[Interface dataset entries]
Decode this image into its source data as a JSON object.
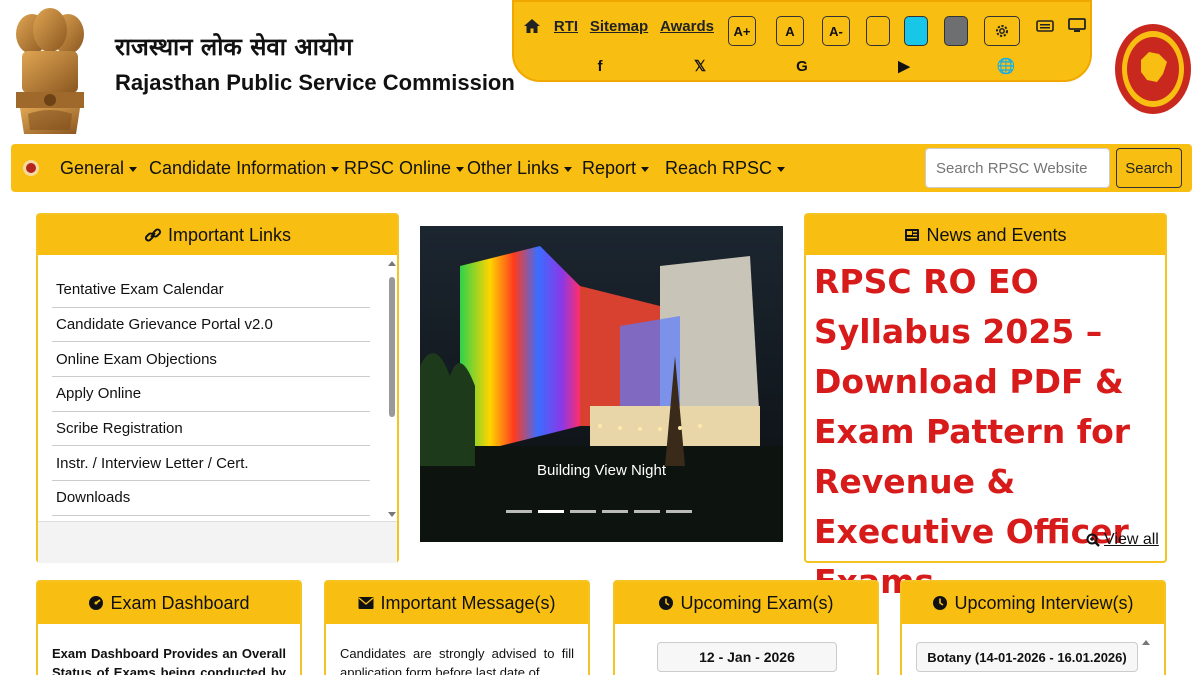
{
  "header": {
    "title_hindi": "राजस्थान लोक सेवा आयोग",
    "title_english": "Rajasthan Public Service Commission"
  },
  "toolbar": {
    "links": [
      "RTI",
      "Sitemap",
      "Awards"
    ],
    "font_buttons": [
      "A+",
      "A",
      "A-"
    ],
    "theme_colors": [
      "#f8bf12",
      "#18c7e8",
      "#6d6f71"
    ],
    "icons": [
      "home-icon",
      "settings-icon",
      "keyboard-icon",
      "desktop-icon"
    ],
    "social_icons": [
      "facebook-icon",
      "x-icon",
      "google-icon",
      "youtube-icon",
      "globe-icon"
    ],
    "social_glyphs": [
      "f",
      "𝕏",
      "G",
      "▶",
      "🌐"
    ]
  },
  "nav": {
    "items": [
      "General",
      "Candidate Information",
      "RPSC Online",
      "Other Links",
      "Report",
      "Reach RPSC"
    ],
    "search_placeholder": "Search RPSC Website",
    "search_button": "Search"
  },
  "important_links": {
    "title": "Important Links",
    "items": [
      "Tentative Exam Calendar",
      "Candidate Grievance Portal v2.0",
      "Online Exam Objections",
      "Apply Online",
      "Scribe Registration",
      "Instr. / Interview Letter / Cert.",
      "Downloads"
    ]
  },
  "carousel": {
    "caption": "Building View Night",
    "slide_count": 6,
    "active_slide": 2
  },
  "news": {
    "title": "News and Events",
    "headline": "RPSC RO EO Syllabus 2025 – Download PDF & Exam Pattern for Revenue & Executive Officer Exams",
    "view_all": "View all"
  },
  "exam_dashboard": {
    "title": "Exam Dashboard",
    "text": "Exam Dashboard Provides an Overall Status of Exams being conducted by the"
  },
  "important_message": {
    "title": "Important Message(s)",
    "text": "Candidates are strongly advised to fill application form before last date of"
  },
  "upcoming_exams": {
    "title": "Upcoming Exam(s)",
    "date": "12 - Jan - 2026"
  },
  "upcoming_interviews": {
    "title": "Upcoming Interview(s)",
    "item": "Botany (14-01-2026 - 16.01.2026)"
  },
  "colors": {
    "accent": "#f8bf12",
    "headline": "#d71a1a"
  }
}
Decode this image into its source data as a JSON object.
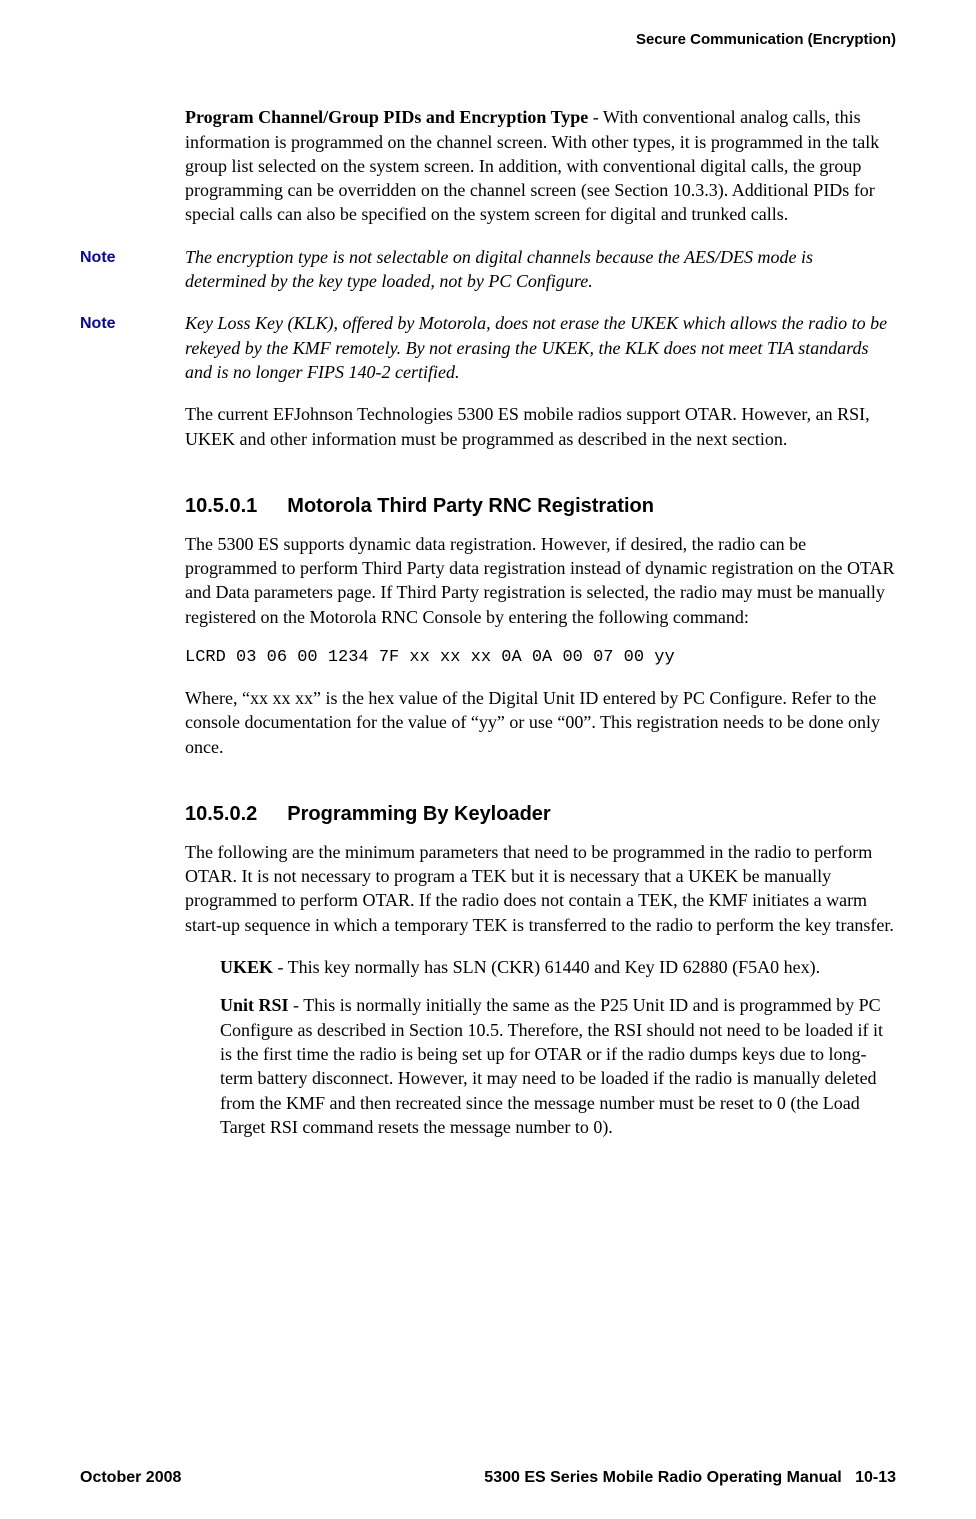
{
  "header": {
    "running_title": "Secure Communication (Encryption)"
  },
  "paragraphs": {
    "p1_bold": "Program Channel/Group PIDs and Encryption Type",
    "p1_rest": " - With conventional analog calls, this information is programmed on the channel screen. With other types, it is programmed in the talk group list selected on the system screen. In addition, with conventional digital calls, the group programming can be overridden on the channel screen (see Section 10.3.3). Additional PIDs for special calls can also be specified on the system screen for digital and trunked calls.",
    "note1_label": "Note",
    "note1_text": "The encryption type is not selectable on digital channels because the AES/DES mode is determined by the key type loaded, not by PC Configure.",
    "note2_label": "Note",
    "note2_text": "Key Loss Key (KLK), offered by Motorola, does not erase the UKEK which allows the radio to be rekeyed by the KMF remotely. By not erasing the UKEK, the KLK does not meet TIA standards and is no longer FIPS 140-2 certified.",
    "p2": "The current EFJohnson Technologies 5300 ES mobile radios support OTAR. However, an RSI, UKEK and other information must be programmed as described in the next section."
  },
  "sections": {
    "s1": {
      "number": "10.5.0.1",
      "title": "Motorola Third Party RNC Registration",
      "body1": "The 5300 ES supports dynamic data registration. However, if desired, the radio can be programmed to perform Third Party data registration instead of dynamic registration on the OTAR and Data parameters page. If Third Party registration is selected, the radio may must be manually registered on the Motorola RNC Console by entering the following command:",
      "code": "LCRD 03 06 00 1234 7F xx xx xx 0A 0A 00 07 00 yy",
      "body2": "Where, “xx xx xx” is the hex value of the Digital Unit ID entered by PC Configure. Refer to the console documentation for the value of “yy” or use “00”. This registration needs to be done only once."
    },
    "s2": {
      "number": "10.5.0.2",
      "title": "Programming By Keyloader",
      "body1": "The following are the minimum parameters that need to be programmed in the radio to perform OTAR. It is not necessary to program a TEK but it is necessary that a UKEK be manually programmed to perform OTAR. If the radio does not contain a TEK, the KMF initiates a warm start-up sequence in which a temporary TEK is transferred to the radio to perform the key transfer.",
      "item1_bold": "UKEK",
      "item1_rest": " - This key normally has SLN (CKR) 61440 and Key ID 62880 (F5A0 hex).",
      "item2_bold": "Unit RSI",
      "item2_rest": " - This is normally initially the same as the P25 Unit ID and is programmed by PC Configure as described in Section 10.5. Therefore, the RSI should not need to be loaded if it is the first time the radio is being set up for OTAR or if the radio dumps keys due to long-term battery disconnect. However, it may need to be loaded if the radio is manually deleted from the KMF and then recreated since the message number must be reset to 0 (the Load Target RSI command resets the message number to 0)."
    }
  },
  "footer": {
    "left": "October 2008",
    "right_manual": "5300 ES Series Mobile Radio Operating Manual",
    "right_page": "10-13"
  }
}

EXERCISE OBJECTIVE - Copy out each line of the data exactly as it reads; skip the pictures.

COMPLETED TASK -
Decode this image into its source data as a JSON object.
{
  "header": {
    "title_hindi": "राजस्थान लोक सेवा आयोग",
    "title_english": "Rajasthan Public Service Commission"
  },
  "toolbar": {
    "links": [
      "RTI",
      "Sitemap",
      "Awards"
    ],
    "font_buttons": [
      "A+",
      "A",
      "A-"
    ],
    "theme_colors": [
      "#f8bf12",
      "#18c7e8",
      "#6d6f71"
    ],
    "icons": [
      "home-icon",
      "settings-icon",
      "keyboard-icon",
      "desktop-icon"
    ],
    "social_icons": [
      "facebook-icon",
      "x-icon",
      "google-icon",
      "youtube-icon",
      "globe-icon"
    ],
    "social_glyphs": [
      "f",
      "𝕏",
      "G",
      "▶",
      "🌐"
    ]
  },
  "nav": {
    "items": [
      "General",
      "Candidate Information",
      "RPSC Online",
      "Other Links",
      "Report",
      "Reach RPSC"
    ],
    "search_placeholder": "Search RPSC Website",
    "search_button": "Search"
  },
  "important_links": {
    "title": "Important Links",
    "items": [
      "Tentative Exam Calendar",
      "Candidate Grievance Portal v2.0",
      "Online Exam Objections",
      "Apply Online",
      "Scribe Registration",
      "Instr. / Interview Letter / Cert.",
      "Downloads"
    ]
  },
  "carousel": {
    "caption": "Building View Night",
    "slide_count": 6,
    "active_slide": 2
  },
  "news": {
    "title": "News and Events",
    "headline": "RPSC RO EO Syllabus 2025 – Download PDF & Exam Pattern for Revenue & Executive Officer Exams",
    "view_all": "View all"
  },
  "exam_dashboard": {
    "title": "Exam Dashboard",
    "text": "Exam Dashboard Provides an Overall Status of Exams being conducted by the"
  },
  "important_message": {
    "title": "Important Message(s)",
    "text": "Candidates are strongly advised to fill application form before last date of"
  },
  "upcoming_exams": {
    "title": "Upcoming Exam(s)",
    "date": "12 - Jan - 2026"
  },
  "upcoming_interviews": {
    "title": "Upcoming Interview(s)",
    "item": "Botany (14-01-2026 - 16.01.2026)"
  },
  "colors": {
    "accent": "#f8bf12",
    "headline": "#d71a1a"
  }
}
Decode this image into its source data as a JSON object.
{
  "header": {
    "running_title": "Secure Communication (Encryption)"
  },
  "paragraphs": {
    "p1_bold": "Program Channel/Group PIDs and Encryption Type",
    "p1_rest": " - With conventional analog calls, this information is programmed on the channel screen. With other types, it is programmed in the talk group list selected on the system screen. In addition, with conventional digital calls, the group programming can be overridden on the channel screen (see Section 10.3.3). Additional PIDs for special calls can also be specified on the system screen for digital and trunked calls.",
    "note1_label": "Note",
    "note1_text": "The encryption type is not selectable on digital channels because the AES/DES mode is determined by the key type loaded, not by PC Configure.",
    "note2_label": "Note",
    "note2_text": "Key Loss Key (KLK), offered by Motorola, does not erase the UKEK which allows the radio to be rekeyed by the KMF remotely. By not erasing the UKEK, the KLK does not meet TIA standards and is no longer FIPS 140-2 certified.",
    "p2": "The current EFJohnson Technologies 5300 ES mobile radios support OTAR. However, an RSI, UKEK and other information must be programmed as described in the next section."
  },
  "sections": {
    "s1": {
      "number": "10.5.0.1",
      "title": "Motorola Third Party RNC Registration",
      "body1": "The 5300 ES supports dynamic data registration. However, if desired, the radio can be programmed to perform Third Party data registration instead of dynamic registration on the OTAR and Data parameters page. If Third Party registration is selected, the radio may must be manually registered on the Motorola RNC Console by entering the following command:",
      "code": "LCRD 03 06 00 1234 7F xx xx xx 0A 0A 00 07 00 yy",
      "body2": "Where, “xx xx xx” is the hex value of the Digital Unit ID entered by PC Configure. Refer to the console documentation for the value of “yy” or use “00”. This registration needs to be done only once."
    },
    "s2": {
      "number": "10.5.0.2",
      "title": "Programming By Keyloader",
      "body1": "The following are the minimum parameters that need to be programmed in the radio to perform OTAR. It is not necessary to program a TEK but it is necessary that a UKEK be manually programmed to perform OTAR. If the radio does not contain a TEK, the KMF initiates a warm start-up sequence in which a temporary TEK is transferred to the radio to perform the key transfer.",
      "item1_bold": "UKEK",
      "item1_rest": " - This key normally has SLN (CKR) 61440 and Key ID 62880 (F5A0 hex).",
      "item2_bold": "Unit RSI",
      "item2_rest": " - This is normally initially the same as the P25 Unit ID and is programmed by PC Configure as described in Section 10.5. Therefore, the RSI should not need to be loaded if it is the first time the radio is being set up for OTAR or if the radio dumps keys due to long-term battery disconnect. However, it may need to be loaded if the radio is manually deleted from the KMF and then recreated since the message number must be reset to 0 (the Load Target RSI command resets the message number to 0)."
    }
  },
  "footer": {
    "left": "October 2008",
    "right_manual": "5300 ES Series Mobile Radio Operating Manual",
    "right_page": "10-13"
  }
}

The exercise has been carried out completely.